Mitochondria have their own genomes – in animals, the mitochondrial genome is circular, multicopy, and contains only a few tightly packed genes.  Unfortunately, classical genetics has not been useful for the genetic analysis of mitochondrial genes.  In this paper. O’Farrell and his group employ a novel technique to generate mutations in mitochondrial genes, and demonstrate its application to two of those genes.

The principle of the technique appears simple: a restriction endonuclease is expressed in Drosophila cells, and is targeted to the mitochondrial matrix.  the restriction endonuclease is chosen such that it has a unique cleavage site in the mitochondrial genome, within one of the mitochondrial genes.  Cleavage linearises the circular genome, preventing replication.  Only those molecules lacking the restriction site evade cleavage and remain active: the system therefore provides an effective selection for mutations mapping within the enzymes 6 base pair recognition sequence.
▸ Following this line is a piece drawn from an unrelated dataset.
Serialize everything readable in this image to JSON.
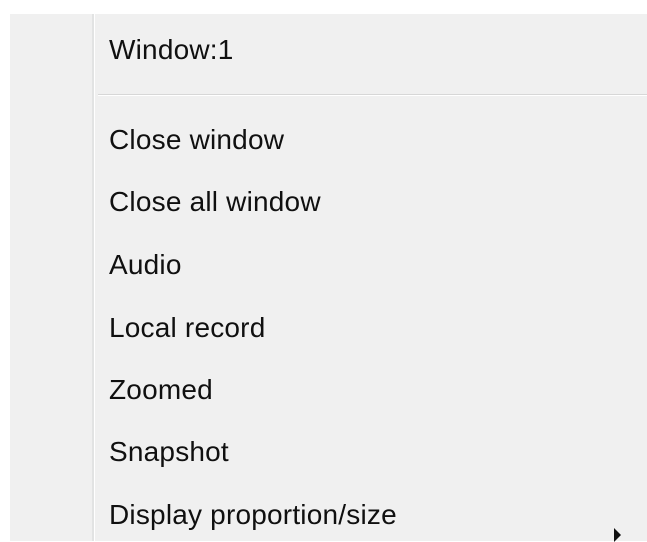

Most of the work consists of using mitochondrially targetted XhoI, which cuts one in the mitochondrial genome, with a six base recongnition sequence spanning three codons (300-302) of Cytochrome oxidase subunit 1 (CoI).  To test both the efficacy of mitochondrial targetting, and of cutting, the system was tried out by transfecting Drosophila cultured S2 cell.  Then transgenic flies were made, bearing the UAS-mitoXhoI construct, making use of the Gal4-UAS transgene expression system (for more about Gal4-UAS, see here).

ey-Gal4>UASmitoXhoI flies (which express the transgene only in the developing eye) have defective eyes,suggesting that loss of mitochondria in those cells is occurring.

nano-Gal4>UASmitoXhoI flies (expressing in germline cells) resulted in sterility – though about 1% of these females gave occasional progeny, presumably by selecting for rare mitochondrial variants that lacl the XhoI cleavage site.

The exciting stuff follows the analysis of three lines selected in this way, each of which contains an altered base pair in the CoI gene.  Interestingly, these mutants each have distinct phenotypes, one in particular leading to a progressive degenerative phenotype (and shortened lifespan). What’s cool here is that these recovered mutant strains are homoplasmic (all the mitochondrial genomes are the same), and have a single sequence change, affecting a single mitochondrial gene. 

Is this approach generally applicable? Apparently there are 31 different restriction enzymes with unique cleavage sites in the Drosophila mitochondrial genome, within eight protein coding genes, and two ribosonal and three transfer RNA genes, and indeed the paper briefly reports successful usae of this approach to recover mutants in the ND2 gene.

Can this be used to investigate mitochondrial genetics in mammals? A brief discussion at the end of the paper suggests this might be possible in mice – (for which an mtDNA mutator strainis available).

I think this is a terrific and novel approach to obtaining mitochondrial mutants, and for those of us with interests in biological processes such as ageing, in which mitochondrial function is implicated, it’s an exciting development. Furthermore, the recovery of three CoI alleles with distinctive phenotypes demonstrates that for each gene that can be targetted, several alleles with distinct phenotypes may be obtained.  While it remains to be seen what impact this work will have more widely, I expect it to make a big impact on mitochondrial work in Drosophila, and quite possibly contribute to understanding of the mitochondrial dysfunctions that underly  number ofhuman diseases.

H. Xu, S. Z. DeLuca, P. H. O’Farrell (2008). Manipulating the Metazoan Mitochondrial Genome with Targeted Restriction Enzymes Science, 321 (5888), 575-577 DOI: 10.1126/science.1160226